Whidbey Telecom’s BiG GiG Center, located on Anthes Avenue in Langley, is officially open after a ribbon cutting Friday afternoon.
The cable company’s satellite office contains a demonstration computer connected to 10,000 megabytes per second (10 gigabits) internet speeds, several co-work spaces and a 100-plus-year-old “museum” of Whidbey Telecom. The center is located in the former Langley Whale Center at 117 Anthes Avenue and serves as a first-hand look at Whidbey Telecom’s all-fiber optic cable network.
George Henny, co-CEO of Whidbey Telecom, believes the network available to South Whidbey residents will provide a much-needed service for those who require fast internet speeds.
“It’s really going to change the way people are able to live and work,” Henny said. “…The fact that we have gigabit capability throughout Langley is tremendous. That’s 1,000 people we could hook up to a gigabit. We’re moving out beyond there.”
The event was attended by about two dozen people, from residents to Whidbey Telecom employees.
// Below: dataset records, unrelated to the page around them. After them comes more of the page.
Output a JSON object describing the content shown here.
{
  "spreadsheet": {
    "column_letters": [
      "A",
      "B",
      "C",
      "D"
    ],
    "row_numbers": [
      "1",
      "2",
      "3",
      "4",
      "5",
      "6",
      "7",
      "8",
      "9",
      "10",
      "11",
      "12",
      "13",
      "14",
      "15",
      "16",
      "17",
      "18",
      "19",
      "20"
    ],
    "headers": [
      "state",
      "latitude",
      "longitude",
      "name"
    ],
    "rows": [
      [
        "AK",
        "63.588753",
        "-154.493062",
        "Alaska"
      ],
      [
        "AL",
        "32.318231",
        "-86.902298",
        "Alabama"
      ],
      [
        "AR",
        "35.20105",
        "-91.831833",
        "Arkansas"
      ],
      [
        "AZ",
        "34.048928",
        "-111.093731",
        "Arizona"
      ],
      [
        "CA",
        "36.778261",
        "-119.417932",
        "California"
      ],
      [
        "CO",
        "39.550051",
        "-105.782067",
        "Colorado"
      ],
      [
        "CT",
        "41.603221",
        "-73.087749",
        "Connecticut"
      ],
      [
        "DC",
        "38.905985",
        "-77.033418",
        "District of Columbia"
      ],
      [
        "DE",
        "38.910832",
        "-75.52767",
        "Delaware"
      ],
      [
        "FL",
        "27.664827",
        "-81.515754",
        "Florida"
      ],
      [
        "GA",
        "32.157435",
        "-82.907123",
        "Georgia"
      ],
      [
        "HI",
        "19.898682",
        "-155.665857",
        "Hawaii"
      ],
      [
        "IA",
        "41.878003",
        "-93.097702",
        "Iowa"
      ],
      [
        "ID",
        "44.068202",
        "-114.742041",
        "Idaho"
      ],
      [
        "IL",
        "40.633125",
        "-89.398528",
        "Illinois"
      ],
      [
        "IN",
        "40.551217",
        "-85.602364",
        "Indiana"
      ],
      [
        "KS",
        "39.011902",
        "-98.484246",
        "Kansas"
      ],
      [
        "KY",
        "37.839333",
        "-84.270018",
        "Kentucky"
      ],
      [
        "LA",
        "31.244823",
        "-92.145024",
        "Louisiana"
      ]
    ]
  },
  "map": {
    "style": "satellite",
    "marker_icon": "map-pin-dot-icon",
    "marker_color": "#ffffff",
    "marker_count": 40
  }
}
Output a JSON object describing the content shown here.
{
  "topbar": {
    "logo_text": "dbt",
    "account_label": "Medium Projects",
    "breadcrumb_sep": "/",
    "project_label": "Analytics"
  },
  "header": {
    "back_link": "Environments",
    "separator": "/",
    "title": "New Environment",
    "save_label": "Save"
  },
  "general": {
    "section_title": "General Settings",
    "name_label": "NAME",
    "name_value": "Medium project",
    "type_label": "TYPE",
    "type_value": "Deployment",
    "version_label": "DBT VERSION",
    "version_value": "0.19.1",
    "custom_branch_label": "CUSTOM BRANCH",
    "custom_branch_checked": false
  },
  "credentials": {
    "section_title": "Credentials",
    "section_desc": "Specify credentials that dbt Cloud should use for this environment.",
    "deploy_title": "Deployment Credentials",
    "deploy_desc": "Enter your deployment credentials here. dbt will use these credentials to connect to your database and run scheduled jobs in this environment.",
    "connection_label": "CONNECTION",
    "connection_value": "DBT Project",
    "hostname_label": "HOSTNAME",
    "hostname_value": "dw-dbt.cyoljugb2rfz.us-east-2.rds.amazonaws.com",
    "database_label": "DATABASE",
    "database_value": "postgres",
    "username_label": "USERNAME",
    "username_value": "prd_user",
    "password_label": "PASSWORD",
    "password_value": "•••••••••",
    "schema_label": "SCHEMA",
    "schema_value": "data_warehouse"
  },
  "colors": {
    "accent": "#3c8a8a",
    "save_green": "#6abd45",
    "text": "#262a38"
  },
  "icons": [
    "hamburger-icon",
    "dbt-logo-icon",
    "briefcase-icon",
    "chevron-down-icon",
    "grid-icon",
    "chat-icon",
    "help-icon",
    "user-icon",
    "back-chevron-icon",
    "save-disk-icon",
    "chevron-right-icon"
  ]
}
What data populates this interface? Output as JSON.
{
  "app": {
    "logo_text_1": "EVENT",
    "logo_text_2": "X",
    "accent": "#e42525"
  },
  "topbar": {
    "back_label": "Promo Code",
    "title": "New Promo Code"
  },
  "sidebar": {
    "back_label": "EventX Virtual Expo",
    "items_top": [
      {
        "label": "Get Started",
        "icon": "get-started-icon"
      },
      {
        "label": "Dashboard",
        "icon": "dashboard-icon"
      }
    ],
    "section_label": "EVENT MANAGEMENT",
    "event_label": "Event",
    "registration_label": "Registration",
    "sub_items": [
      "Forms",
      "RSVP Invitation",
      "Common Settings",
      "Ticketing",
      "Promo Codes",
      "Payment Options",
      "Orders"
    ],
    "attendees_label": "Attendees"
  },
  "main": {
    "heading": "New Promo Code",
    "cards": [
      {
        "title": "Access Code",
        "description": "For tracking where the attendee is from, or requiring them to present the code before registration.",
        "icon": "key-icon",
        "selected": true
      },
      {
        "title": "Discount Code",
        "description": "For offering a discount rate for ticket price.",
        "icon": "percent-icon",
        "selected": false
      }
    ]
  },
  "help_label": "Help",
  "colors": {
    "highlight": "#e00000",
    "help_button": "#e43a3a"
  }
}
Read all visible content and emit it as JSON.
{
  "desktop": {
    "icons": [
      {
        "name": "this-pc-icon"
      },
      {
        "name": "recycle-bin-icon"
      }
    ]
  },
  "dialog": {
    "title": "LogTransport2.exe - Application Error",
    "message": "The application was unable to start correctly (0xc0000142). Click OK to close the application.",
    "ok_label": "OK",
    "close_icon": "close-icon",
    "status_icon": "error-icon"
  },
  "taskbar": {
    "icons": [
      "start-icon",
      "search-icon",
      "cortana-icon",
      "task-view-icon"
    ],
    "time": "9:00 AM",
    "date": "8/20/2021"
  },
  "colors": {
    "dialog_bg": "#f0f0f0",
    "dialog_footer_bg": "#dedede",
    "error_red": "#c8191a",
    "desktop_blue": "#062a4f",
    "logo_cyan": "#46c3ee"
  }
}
Mayor Tim Callison, who donned a festive white suit for the occasion, cut the ribbon and also spoke about the positive impacts the BiG GiG Center could have.
“You can help us move into the future with new technology,” Callison said.
The demonstration computer is located to the right of the entrance and is available for those curious about the internet speeds. Toward the back of the center are several co-work spaces, which are also connected to 10,000 megabyte-per-second internet speeds. Henny said it can serve people who need a remote office for work, but not on a full-time basis.
Similar co-work spaces connected to Whidbey Telecom’s fiber optic network are also available at Langley business Fine Balance Imaging and the WiFire in Freeland. Another co-work space is in the process of opening in Langley at South Whidbey Commons.
Prices for using the co-work spaces have not yet been determined, Henny said.
“The goal of the co-works space is for locals or visitors to have the ability to work from there as opposed to taking the commute,” Henny said.
Tom Trimbath, a management consultant, said there are many opportunities for collaboration and networking with the co-work spaces. While Trimbath usually works from home, the lure of the faster internet speeds is hard to pass up, he said.
“There were some fairly large files I had to transfer,” Trimbath said. “I know the ratio between doing it at home and doing is at the co-works is 60:1 now that the new gig is in.”